◆ **How to complete this task**:
Could you say how many lines below contain the word "image"? Give the number with no other text.

··· Input data

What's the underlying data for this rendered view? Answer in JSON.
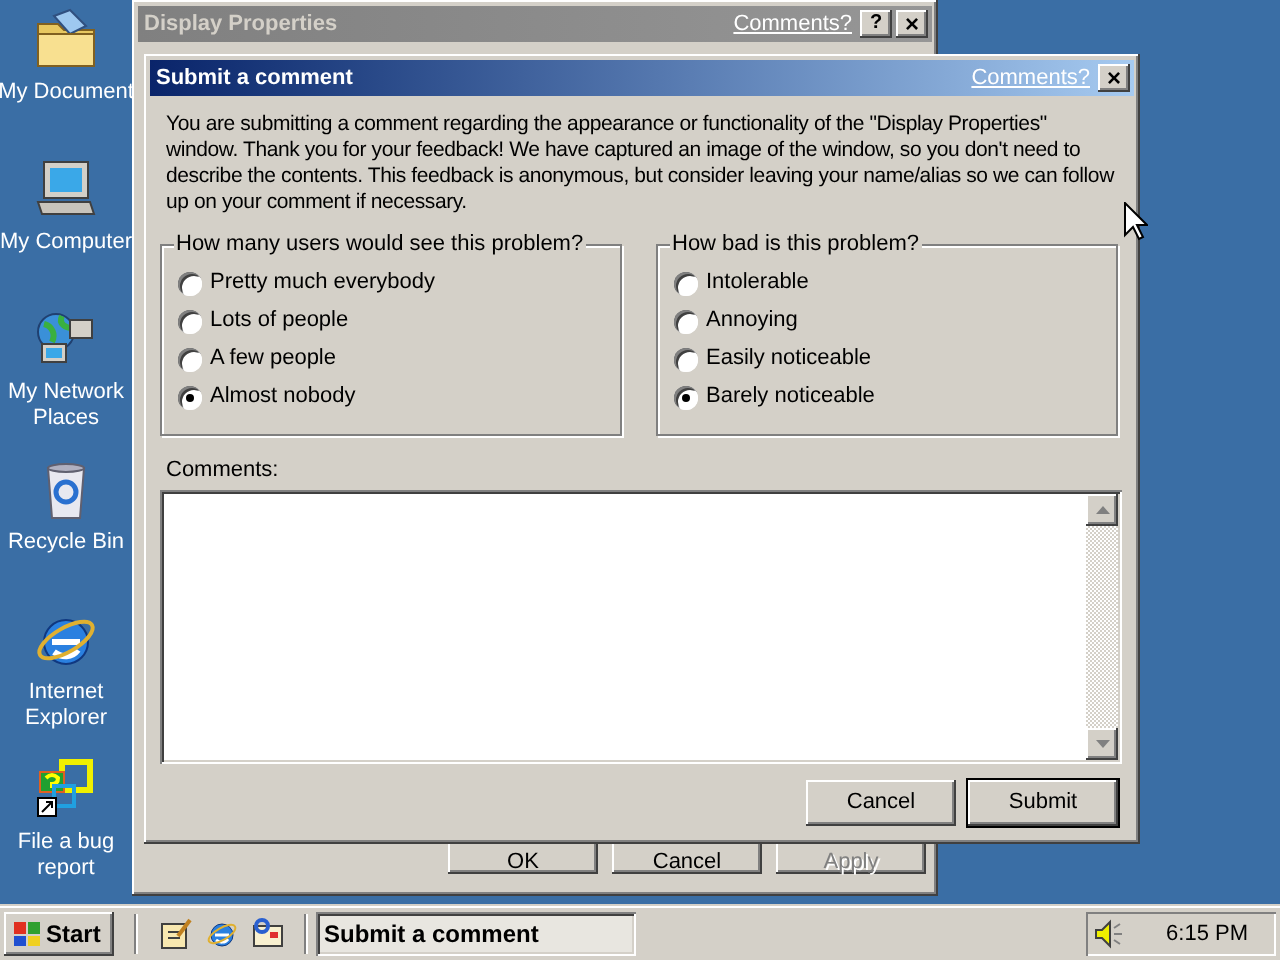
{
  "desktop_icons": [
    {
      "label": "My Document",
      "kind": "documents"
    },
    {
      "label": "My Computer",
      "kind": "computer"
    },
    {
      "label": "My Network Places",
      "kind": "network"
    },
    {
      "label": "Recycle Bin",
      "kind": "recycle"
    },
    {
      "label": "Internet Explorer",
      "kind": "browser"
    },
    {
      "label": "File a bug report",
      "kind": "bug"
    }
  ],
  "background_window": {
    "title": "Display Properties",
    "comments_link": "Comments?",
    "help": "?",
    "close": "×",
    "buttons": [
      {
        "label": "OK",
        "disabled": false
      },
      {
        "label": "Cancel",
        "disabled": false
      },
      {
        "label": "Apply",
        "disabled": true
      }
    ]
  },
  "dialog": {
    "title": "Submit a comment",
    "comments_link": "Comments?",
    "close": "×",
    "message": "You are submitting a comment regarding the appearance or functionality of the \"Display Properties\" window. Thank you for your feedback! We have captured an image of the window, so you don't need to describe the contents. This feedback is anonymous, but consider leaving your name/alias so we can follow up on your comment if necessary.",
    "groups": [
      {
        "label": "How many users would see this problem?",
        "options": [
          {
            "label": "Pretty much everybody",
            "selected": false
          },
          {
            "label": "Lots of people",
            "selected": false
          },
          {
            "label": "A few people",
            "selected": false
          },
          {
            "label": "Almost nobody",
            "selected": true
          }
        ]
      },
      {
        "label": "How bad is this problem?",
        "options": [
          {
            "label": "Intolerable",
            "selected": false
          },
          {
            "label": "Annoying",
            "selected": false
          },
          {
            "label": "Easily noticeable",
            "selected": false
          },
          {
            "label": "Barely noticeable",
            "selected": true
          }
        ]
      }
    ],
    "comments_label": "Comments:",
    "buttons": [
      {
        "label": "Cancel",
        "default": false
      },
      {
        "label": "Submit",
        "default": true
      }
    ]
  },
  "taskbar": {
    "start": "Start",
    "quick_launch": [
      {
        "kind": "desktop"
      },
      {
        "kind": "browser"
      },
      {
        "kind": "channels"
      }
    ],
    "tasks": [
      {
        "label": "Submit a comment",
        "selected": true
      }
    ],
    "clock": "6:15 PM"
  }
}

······
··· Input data

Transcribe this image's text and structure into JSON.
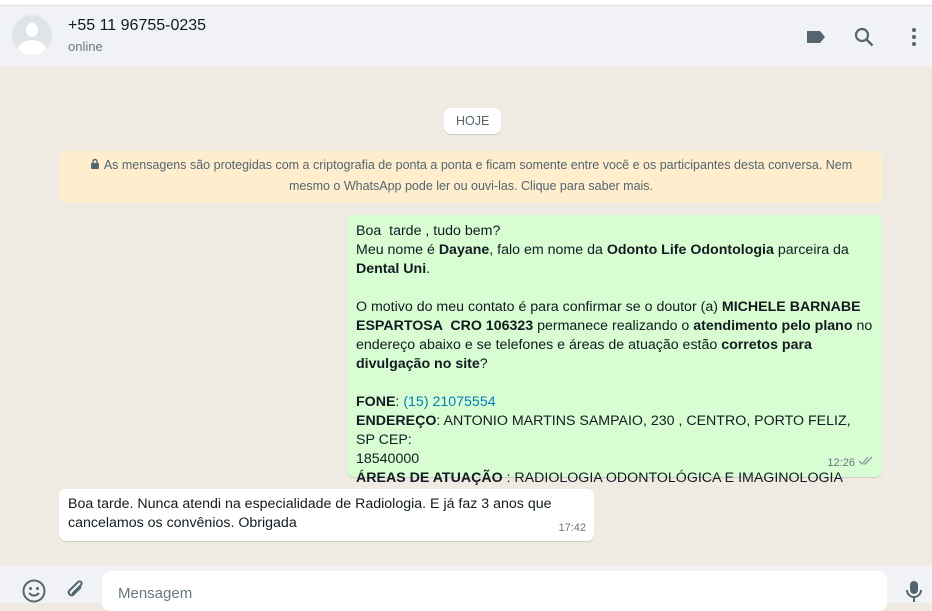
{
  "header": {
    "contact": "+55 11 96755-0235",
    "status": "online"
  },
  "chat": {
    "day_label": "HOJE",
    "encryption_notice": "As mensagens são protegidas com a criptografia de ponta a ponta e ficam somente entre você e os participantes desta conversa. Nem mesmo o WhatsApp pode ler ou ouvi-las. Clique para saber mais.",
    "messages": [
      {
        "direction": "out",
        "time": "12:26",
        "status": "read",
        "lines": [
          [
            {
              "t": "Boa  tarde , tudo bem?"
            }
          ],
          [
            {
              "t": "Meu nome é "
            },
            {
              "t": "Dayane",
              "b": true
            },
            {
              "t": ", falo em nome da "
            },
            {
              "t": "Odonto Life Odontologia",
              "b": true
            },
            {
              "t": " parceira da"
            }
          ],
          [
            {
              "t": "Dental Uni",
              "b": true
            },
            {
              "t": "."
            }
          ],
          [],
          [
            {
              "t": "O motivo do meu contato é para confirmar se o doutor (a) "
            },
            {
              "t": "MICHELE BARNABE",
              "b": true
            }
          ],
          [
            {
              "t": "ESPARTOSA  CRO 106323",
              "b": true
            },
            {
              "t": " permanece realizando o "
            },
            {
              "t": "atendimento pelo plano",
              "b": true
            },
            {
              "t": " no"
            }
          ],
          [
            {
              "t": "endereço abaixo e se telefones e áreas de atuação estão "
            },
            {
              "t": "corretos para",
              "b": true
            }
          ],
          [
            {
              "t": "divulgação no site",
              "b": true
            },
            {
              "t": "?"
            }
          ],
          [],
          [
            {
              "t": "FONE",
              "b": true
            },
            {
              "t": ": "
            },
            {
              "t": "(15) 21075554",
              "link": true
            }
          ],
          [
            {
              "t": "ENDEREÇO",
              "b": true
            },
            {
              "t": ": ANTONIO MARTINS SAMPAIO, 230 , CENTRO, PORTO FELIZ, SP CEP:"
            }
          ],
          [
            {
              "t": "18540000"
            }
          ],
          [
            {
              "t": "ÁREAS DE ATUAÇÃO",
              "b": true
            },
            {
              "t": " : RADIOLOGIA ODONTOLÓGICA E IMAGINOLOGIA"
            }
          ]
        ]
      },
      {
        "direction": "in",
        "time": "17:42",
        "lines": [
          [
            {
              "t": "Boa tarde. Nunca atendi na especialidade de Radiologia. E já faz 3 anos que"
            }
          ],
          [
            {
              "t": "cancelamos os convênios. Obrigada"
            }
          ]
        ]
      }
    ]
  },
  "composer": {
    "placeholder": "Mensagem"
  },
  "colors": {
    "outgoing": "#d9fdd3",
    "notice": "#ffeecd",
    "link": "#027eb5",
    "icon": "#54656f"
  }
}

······
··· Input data

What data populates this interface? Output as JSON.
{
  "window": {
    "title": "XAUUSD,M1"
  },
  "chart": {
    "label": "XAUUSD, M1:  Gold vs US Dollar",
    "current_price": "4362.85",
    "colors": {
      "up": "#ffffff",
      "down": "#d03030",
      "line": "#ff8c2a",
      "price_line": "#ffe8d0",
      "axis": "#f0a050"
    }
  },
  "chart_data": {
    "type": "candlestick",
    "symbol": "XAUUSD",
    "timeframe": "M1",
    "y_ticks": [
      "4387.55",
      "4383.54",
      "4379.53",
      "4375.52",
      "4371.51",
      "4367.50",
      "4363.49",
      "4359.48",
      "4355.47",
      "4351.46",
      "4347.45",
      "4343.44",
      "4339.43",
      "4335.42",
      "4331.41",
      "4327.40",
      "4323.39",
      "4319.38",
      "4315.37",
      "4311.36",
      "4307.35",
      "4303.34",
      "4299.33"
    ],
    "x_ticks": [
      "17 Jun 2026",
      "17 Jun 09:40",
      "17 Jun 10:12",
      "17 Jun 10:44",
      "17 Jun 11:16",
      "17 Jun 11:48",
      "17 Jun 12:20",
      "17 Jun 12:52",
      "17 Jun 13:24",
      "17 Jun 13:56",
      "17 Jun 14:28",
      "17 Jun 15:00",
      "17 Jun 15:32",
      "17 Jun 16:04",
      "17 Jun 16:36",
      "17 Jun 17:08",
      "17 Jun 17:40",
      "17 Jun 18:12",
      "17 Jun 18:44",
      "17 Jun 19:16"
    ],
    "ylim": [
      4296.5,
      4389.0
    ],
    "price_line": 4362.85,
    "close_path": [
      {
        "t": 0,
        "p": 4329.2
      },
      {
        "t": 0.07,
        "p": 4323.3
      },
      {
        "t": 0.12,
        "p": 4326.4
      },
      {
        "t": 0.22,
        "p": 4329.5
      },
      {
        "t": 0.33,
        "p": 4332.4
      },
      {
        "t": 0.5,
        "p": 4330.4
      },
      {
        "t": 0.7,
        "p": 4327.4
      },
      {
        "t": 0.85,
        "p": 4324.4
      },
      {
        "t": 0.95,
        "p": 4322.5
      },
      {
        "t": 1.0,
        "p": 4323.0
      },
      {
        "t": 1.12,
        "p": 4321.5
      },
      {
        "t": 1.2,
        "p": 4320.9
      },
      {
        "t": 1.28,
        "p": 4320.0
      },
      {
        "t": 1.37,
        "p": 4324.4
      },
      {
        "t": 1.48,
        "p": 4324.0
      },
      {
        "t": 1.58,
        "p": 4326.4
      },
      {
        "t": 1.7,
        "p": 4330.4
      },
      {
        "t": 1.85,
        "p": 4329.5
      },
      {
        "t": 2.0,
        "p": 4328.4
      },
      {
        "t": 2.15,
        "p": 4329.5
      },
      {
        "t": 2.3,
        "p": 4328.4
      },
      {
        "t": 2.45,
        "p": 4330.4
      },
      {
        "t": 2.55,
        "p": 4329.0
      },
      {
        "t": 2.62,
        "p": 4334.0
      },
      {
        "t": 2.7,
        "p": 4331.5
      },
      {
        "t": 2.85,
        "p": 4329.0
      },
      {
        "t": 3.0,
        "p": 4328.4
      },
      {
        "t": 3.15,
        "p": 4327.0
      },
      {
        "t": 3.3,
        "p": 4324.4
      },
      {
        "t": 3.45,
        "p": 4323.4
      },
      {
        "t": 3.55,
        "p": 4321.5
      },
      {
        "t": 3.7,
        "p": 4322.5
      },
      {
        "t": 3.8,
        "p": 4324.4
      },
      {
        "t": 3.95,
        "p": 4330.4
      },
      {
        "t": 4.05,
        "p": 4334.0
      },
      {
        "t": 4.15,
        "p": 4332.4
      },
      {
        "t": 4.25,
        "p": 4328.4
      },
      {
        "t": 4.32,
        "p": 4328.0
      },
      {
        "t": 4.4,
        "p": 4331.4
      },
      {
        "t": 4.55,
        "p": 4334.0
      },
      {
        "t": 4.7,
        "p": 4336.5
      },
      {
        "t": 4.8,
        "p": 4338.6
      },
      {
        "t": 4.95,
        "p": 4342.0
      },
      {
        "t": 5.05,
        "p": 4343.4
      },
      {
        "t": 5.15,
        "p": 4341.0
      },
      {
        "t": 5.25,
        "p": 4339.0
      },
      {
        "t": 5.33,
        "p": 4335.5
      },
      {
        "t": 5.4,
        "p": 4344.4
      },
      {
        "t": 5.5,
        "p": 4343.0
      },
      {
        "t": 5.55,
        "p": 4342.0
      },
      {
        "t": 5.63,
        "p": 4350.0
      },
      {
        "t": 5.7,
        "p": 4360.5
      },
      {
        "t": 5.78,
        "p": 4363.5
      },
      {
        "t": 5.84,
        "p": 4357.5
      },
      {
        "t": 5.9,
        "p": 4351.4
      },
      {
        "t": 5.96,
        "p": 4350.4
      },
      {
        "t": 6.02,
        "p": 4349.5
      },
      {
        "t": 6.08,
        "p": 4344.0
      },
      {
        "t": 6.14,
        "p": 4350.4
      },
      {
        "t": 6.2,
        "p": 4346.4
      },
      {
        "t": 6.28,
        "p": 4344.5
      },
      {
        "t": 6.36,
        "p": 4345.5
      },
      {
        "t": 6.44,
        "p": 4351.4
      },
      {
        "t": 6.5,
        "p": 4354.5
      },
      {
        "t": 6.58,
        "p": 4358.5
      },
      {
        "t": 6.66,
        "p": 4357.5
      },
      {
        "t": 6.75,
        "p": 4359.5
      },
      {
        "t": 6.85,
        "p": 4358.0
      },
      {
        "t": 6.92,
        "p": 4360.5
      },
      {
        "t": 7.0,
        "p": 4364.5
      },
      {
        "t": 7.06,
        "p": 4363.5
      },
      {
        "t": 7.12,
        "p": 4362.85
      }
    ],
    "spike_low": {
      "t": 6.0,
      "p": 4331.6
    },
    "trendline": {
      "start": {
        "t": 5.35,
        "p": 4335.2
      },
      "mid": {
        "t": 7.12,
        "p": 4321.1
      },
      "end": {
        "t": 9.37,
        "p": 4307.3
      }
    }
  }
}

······

◆ **Solution below**:
2